"They call me Lam Marot,” the old man said.
“What kind of a weird name is that?”
“It’s the name they call me.”
“Okay, okay, so what do you call yourself?”
“Zhao Chien, and you?” he gestured. Then he grabbed something from underneath the counter on put it on top.
“I think you need this, Rez.”
Zhao Chien displayed a container of some sort. Ba'chołitsog examined it closely. There was a vial in the center, and on the sides were two very snake-like dragons that formed the infinity symbol. One with a good enough eye could tell you that the dragon on the left was male while the dragon on the right was female.
“It’s called ‘Dragon’s Breath’, but the Greeks know it as ‘The Kiss of Tiresias.’ Very valuable.”
“What exactly is this supposed to do?”
“It will unlock the potential you have hidden within you, allow you to become anything you want, fulfill your destiny!” Zhao Chien announced.
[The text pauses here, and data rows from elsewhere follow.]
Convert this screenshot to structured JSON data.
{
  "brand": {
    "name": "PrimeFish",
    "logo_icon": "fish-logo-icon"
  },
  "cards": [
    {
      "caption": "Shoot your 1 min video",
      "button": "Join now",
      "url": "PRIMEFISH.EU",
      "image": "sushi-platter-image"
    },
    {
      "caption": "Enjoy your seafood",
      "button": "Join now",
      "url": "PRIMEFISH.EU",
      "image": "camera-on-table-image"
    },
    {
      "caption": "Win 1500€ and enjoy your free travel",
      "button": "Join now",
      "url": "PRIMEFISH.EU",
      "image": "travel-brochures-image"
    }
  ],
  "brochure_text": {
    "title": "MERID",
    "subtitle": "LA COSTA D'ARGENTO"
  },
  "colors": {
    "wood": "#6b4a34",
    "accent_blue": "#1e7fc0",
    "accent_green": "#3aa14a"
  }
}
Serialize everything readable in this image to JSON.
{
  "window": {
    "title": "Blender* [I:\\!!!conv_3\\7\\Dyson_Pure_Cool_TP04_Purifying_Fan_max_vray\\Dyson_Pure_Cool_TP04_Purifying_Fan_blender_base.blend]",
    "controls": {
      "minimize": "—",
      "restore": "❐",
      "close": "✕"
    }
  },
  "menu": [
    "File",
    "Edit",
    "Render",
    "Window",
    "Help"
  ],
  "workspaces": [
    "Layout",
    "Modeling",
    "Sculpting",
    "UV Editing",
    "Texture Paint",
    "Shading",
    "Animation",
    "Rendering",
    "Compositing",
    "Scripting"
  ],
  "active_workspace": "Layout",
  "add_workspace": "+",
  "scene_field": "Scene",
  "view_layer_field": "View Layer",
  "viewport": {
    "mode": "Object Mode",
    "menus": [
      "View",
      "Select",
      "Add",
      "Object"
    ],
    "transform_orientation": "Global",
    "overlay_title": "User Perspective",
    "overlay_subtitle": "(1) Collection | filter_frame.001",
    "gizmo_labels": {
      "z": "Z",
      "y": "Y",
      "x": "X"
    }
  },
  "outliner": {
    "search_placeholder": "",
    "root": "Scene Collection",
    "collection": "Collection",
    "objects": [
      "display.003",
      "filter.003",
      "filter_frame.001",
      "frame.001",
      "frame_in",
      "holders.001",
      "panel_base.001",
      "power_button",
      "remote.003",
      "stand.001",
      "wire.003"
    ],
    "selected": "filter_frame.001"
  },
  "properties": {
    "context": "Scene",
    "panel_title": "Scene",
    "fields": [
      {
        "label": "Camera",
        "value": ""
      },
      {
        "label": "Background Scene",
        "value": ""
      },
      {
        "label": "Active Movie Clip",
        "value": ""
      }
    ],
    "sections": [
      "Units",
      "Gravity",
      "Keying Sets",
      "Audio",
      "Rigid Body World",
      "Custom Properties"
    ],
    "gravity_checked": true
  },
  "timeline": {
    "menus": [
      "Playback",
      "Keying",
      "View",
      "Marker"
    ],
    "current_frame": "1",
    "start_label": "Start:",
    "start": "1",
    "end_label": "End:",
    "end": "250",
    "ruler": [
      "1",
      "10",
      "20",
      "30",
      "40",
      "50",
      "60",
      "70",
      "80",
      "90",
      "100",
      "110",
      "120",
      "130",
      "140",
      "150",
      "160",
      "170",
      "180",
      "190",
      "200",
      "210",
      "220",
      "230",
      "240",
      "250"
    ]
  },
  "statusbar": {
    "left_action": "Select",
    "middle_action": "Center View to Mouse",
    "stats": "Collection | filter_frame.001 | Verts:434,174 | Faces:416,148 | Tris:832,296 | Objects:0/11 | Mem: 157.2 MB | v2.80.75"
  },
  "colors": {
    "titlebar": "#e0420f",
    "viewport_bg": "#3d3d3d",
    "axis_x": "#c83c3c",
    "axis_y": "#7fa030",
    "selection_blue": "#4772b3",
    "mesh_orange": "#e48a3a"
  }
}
“Really?” Ba'chołitsog asked with skepticism.
“No, it just smells really good. So you want it?”
“How much are you offering it for?”
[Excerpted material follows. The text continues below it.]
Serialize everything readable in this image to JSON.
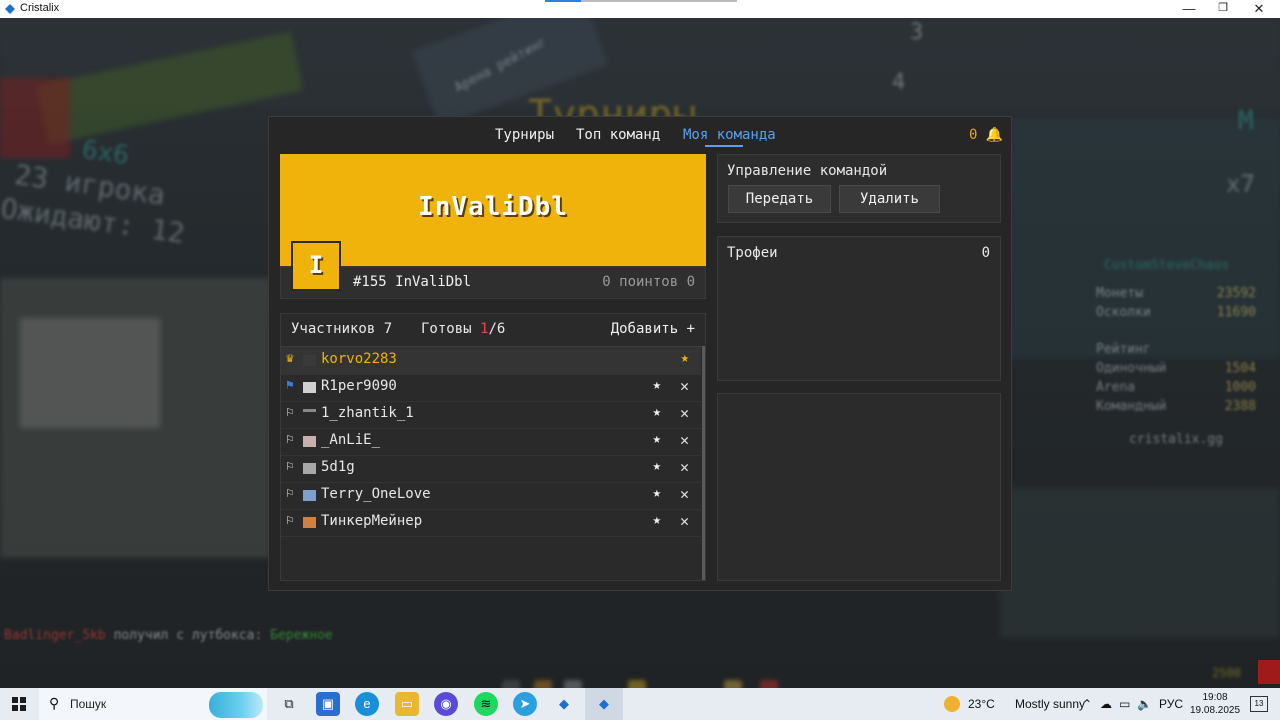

Zhao Chien told Ba'chołitsog, “Oh, everything has a price.”
“Okay, what’s the catch?”
“No catch, I was messing around. This thing has been taking up space for too long, can’t sell it to anyone. I figure I just give it away to the next person who comes through the door, which happened to be you.”
“Huh, thanks,” Ba'chołitsog opened the vial and took a whiff. The fragrance smelled odd and made his nostrils feel as if they were burning. His vision became blurred as it felt like the room was spinning. “What the hell was in that thing!?” he exclaimed.
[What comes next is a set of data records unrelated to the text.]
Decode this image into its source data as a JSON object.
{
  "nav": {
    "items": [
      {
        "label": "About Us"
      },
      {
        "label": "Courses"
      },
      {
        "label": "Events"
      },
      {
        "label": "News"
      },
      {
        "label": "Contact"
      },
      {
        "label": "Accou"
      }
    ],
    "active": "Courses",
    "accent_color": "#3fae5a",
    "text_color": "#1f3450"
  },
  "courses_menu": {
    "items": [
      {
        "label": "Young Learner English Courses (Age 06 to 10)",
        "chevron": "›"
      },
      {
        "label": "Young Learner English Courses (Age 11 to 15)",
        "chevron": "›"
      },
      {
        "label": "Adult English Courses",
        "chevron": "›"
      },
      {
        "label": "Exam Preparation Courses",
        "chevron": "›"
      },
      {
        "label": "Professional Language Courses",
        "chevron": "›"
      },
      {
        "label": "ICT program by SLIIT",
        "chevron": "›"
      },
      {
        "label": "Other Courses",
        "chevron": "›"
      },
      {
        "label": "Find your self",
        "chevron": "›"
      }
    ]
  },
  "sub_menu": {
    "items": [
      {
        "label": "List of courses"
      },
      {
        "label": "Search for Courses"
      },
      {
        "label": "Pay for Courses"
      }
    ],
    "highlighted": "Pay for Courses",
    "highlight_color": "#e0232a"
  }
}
Zhao Chien morphed into a demon as he chuckled and spoke, “I can’t believe how easy that was. I even gave you my name: Toram Mal.”
“What are you?” Ba'chołitsog asked as he wobbled toward Toram Mal.
“A demon, and you are a fool who will learn that there is a price to pay for everything.”
Ba'chołitsog fell on the floor as he lost consciousness. When he came to he was on the sidewalk. He went back into the store only to find it was completely empty, no signs or anything. He wondered if his experience was merely a dream. He shook it off and headed to Angel Flats, where his new apartment was. He and the landlord has a small discussion as they went to his new room.
“So, why was the room at such a good price?” Ba'chołitsog inquired.
The landlord couldn’t bring himself to lie so he said, in a Welsh accent, “Oh, it’s pretty bad news. I don’t think you want to hear it.”
Ba'chołitsog insisted, “Look, I’ve had my share of my bad news. Trust me, nothing you say could possibly change my mind.”
The landlord began opening the door. “Oh, there was a murder here some time ago.”
Ba'chołitsog took a moment to register this. “Eh, doesn’t change my mind a bit. I doubt it could bring any more bad luck than I already have.”
“Thank you for not changing your mind. You’re braver than most I’ve come across.”
They parted ways as Ba'chołitsog entered the room. He set his pack down and started bringing everything out and put them in the proper place. He connected all his game systems to the TV, put the handhelds in a drawer, and put his video games, Blu-rays, and DVDs in the cabinets. He set his laptop on the desk. He put all the toiletries he brought in the bathroom. Lastly, he took a moment to appreciate that the room had pretty much everything he need and truly was nicely furnished.